The police trying to prevent people from attacking one of the MB guys who have been arrested in dokki
CAIRO — Hamdi Abdaghany sat outside his tire shop, breathed deeply to clear his lungs of tear gas, and let the thick wooden bat he’d been carrying all day finally drop to the ground.
His small shop off Tahrir Street in Dokki, a Cairo neighborhood, was on the frontline of clashes between the army and the Muslim Brotherhood supporters Sunday. Like many of his neighbors in this upper middle class community, he grabbed a weapon and took to the street when he heard a Muslim Brotherhood march was coming through.
“I came to defend my neighborhood… If those pigs come back tomorrow we will slaughter them,” he said, gesturing toward where a small pocket of Muslim Brotherhood supporters continued to exchange fire with Egyptian soldiers. “You feel this need to defend yourself against them, now that we know what the Muslim Brotherhood really is.”
Similar scenes played out across Cairo Sunday, with Egypt’s health ministry reporting that 34 people were killed in violent clashes. The two main sites of the violence, Dokki and Ramses, saw several thousand Brotherhood supporters clash with local residents backed by the army.
“We will help the army fight them off,” said Abdaghany, who cheered as a military helicopter flew overhead and pumped his fists at Egyptian armored personnel carriers in the streets. “The Brotherhood only wants to make problems, you have to wipe them out before they start.”
But despite his tough words, Abadghany was one of the only locals to step in and intervene when a Brotherhood supporter was caught by the crowd and nearly beaten to death. A crowd of nearly a dozen police and military officers formed a circle around the man, who looked to be in his thirties, and dragged him away from the crowd before they put him under arrest.
“I thought he was beaten enough. They would have killed him. I felt mercy I guess,” Abadghany said, though he was immediately chastised by his friend’s mother who yelled, “They don’t deserve mercy. What kind of mercy would the Brotherhood show us?”
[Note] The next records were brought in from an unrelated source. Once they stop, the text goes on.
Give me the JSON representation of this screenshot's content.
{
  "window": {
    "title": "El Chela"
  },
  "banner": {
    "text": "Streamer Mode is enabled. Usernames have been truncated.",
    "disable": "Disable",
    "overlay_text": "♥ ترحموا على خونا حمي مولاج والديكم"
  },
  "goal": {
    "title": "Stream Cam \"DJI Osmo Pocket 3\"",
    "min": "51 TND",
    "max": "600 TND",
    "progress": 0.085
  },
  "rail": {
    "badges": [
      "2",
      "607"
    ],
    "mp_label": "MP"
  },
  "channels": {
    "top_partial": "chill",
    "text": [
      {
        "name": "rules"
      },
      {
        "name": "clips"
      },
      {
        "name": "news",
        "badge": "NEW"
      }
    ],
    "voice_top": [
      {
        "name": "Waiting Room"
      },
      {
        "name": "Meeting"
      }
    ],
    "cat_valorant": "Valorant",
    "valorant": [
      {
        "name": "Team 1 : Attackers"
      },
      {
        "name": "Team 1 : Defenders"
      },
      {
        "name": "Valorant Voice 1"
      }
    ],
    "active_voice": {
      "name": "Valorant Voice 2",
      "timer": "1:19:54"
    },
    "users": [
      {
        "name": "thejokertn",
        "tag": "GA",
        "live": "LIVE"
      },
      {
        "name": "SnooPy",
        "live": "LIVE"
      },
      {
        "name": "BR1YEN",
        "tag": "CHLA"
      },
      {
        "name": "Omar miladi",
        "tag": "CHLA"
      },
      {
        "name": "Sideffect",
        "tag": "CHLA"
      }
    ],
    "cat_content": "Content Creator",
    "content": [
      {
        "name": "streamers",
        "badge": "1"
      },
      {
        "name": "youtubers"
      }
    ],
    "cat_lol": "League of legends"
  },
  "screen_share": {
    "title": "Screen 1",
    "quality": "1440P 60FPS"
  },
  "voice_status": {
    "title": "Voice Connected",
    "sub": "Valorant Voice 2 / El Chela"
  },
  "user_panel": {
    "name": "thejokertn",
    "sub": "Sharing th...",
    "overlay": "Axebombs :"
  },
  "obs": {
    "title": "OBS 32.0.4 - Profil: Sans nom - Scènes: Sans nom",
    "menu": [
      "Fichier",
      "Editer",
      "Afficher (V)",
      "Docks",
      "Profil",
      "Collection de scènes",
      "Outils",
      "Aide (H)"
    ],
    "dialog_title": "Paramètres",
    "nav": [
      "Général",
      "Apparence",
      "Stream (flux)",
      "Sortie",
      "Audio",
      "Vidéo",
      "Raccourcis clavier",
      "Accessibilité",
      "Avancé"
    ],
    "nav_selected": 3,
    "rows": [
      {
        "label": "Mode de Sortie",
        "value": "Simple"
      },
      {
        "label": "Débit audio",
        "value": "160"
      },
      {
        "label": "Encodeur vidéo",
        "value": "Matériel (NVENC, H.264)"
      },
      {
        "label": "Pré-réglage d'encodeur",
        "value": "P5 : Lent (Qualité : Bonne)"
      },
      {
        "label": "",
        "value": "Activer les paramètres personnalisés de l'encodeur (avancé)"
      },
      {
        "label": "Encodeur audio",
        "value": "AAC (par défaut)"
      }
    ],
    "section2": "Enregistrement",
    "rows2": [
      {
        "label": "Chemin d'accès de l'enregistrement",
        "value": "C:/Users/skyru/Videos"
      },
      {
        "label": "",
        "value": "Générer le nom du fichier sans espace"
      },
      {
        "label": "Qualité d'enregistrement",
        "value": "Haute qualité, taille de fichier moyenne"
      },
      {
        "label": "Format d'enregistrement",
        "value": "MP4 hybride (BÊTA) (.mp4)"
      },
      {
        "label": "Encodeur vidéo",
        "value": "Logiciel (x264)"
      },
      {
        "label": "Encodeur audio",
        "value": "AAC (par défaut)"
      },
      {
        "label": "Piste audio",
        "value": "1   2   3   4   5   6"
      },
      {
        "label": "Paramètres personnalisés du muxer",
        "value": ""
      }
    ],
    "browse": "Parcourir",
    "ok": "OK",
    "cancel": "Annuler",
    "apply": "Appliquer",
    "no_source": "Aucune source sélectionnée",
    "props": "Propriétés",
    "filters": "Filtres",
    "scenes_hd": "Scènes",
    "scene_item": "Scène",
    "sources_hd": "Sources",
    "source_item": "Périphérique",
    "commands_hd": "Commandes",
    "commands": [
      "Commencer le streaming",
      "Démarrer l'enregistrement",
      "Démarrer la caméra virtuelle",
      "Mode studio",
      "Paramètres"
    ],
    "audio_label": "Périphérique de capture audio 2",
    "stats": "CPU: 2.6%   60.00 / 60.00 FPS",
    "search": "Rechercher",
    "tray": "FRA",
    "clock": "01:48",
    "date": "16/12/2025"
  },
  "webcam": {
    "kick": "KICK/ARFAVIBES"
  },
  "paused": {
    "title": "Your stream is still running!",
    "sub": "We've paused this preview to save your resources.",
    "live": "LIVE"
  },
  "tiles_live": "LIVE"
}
Violent clashes between Brotherhood supporters and the army marred what was otherwise a day of celebration across Egypt. Oct. 6 is a national holiday marking the first day of Egypt’s participation in the 1973 Middle East war, but it’s usually met with a halfhearted parade and a scattering of die-hard military enthusiasts. This year, the Egyptian government took advantage of the celebrations to call for Egyptians to take to the streets in a show of nationalism. Hundreds of thousands responded, flooding Tahrir Square and celebrating late into the night.
“For the first time in 40 years we have something to be proud of, we feel our country has been given back to us,” said Tahani Kamel, a hotel manager who walked toward Tahrir Square with her arms full of posters celebrating the man many Egyptians consider their now most powerful leader, Gen. Abdel Fattah Sisi.
“It is clear that he, Sisi, gave us this victory and he gave us our pride back as a country,” she said, gesturing toward a magazine article highlighting his career achievements. “I think most people here will tell you that no matter what, we want Sisi to continue to lead our country.”
The most popular poster hoisted in the streets Sunday showed a stern-faced Sisi flanked on either side by former Egyptian presidents Gamal Abdel Nasser and Anwar Sadat.
“We love this poster. It shows what we want — we want Sisi to be our next president. Long live Sisi, future president of Egypt,” said Salaa Ibrihim, a shopkeeper near Tahrir Square.
If the day was meant to show the world that Egypt’s interim government — in power for three months — had the backing of the people, it succeeded. Fighter jets streaked overhead, cars blasted patriotic songs, and young children stood in lines to have their faces painted with the colors of the Egyptian flag.
The Muslim Brotherhood, which was overthrown from power and now faces the arrest of most of its most prominent members, was eager to show that not all Egyptians were happy with the new status quo. The marches organized by the Brotherhood were meant to flex the muscles of the group, and show supporters that they might be down, but not out.
Several thousand Brotherhood supporters gathered near several Cairo mosques mid-day and began marches across the city. Their goal, they said, was to reach Tahrir Square. But clashes began just a few hundred yards from where they departed.
“They did not get far, we did not want them in our neighborhood,” said Khaled Shobki, a resident of Dokki who said he saw the march as it started. “We see the Muslim Brotherhood as nothing but trouble. We don’t trust them anymore.”
And few seemed to let attacks on the Brotherhood mar their celebrations.